The first time I ever heard of patchouli was back in the late 80s when Madonna released her "Like A Prayer" cd with a patchouli scented insert. I still didn't know back then that patchouli was an herb from the mint family (Pogostemom cablin).
I was surprised when I saw this herb at a nursery back in the spring and knew that I had to try growing it. Like I usually do, I bought the plant first and then researched it afterward. I googled it and read that it wasn't the easiest plant to grow and was finicky about growing conditions. I stuck it in the vegetable garden without much fanfare and figured that it would probably croak within the week. Like other plants that flourish with neglect, the patchouli proved me wrong when it started growing like wildfire and quickly developed into a nice clump about two feet high and wide. I read that it develops flower spikes of very tiny pink flowers but so far, I've only seen foliage.
Patchouli has a powerful fragrance - spicy and musky - and is used in perfumes and is said to combat depression, stimulate the nervous system and help balance hormones. It is also used externally for the effect it has on skin infections, eczema, acne, chapped skin, hemorrhoids, as well as varicose veins. It hails from the Orient and likes hot tropical conditions and prefers semi-shade. It is only hardy to zone 9 which means I will have to try and overwinter it if I want to keep it. I may try it as a houseplant through the winter.
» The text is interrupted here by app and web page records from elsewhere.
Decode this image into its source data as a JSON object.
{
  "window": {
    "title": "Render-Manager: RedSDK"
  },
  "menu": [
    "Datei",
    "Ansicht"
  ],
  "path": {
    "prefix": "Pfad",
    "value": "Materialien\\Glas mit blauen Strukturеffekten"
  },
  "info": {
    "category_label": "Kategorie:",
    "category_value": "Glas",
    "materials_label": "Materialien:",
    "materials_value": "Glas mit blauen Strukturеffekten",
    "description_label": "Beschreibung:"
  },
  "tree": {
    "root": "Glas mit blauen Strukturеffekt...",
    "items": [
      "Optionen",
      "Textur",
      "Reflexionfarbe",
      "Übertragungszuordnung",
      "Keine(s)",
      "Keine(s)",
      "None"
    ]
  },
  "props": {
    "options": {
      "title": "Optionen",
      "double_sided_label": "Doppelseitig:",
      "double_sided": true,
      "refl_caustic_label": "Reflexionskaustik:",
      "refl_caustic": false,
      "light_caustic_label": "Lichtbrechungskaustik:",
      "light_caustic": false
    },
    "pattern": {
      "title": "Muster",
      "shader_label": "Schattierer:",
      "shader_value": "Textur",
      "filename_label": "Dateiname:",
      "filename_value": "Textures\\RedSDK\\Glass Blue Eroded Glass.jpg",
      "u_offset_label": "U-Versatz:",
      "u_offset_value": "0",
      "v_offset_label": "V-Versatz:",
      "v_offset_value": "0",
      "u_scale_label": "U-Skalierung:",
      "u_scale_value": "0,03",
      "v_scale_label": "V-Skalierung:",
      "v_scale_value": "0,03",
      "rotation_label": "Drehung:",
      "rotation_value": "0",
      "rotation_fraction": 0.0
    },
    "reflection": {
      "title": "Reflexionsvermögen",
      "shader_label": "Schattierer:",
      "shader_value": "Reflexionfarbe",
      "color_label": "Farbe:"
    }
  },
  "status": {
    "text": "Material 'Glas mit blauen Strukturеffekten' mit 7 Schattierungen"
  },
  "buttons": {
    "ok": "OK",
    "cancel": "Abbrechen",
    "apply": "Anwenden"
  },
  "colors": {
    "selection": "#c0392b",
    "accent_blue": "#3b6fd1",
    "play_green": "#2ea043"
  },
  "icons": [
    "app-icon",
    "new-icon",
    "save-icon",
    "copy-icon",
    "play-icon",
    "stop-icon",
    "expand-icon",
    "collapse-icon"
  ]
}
I've really enjoyed this plant. I had a banana pepper plant growing next to it and as I picked peppers, my arms would brush up against it and the heavy patchouli aroma would be released into the air.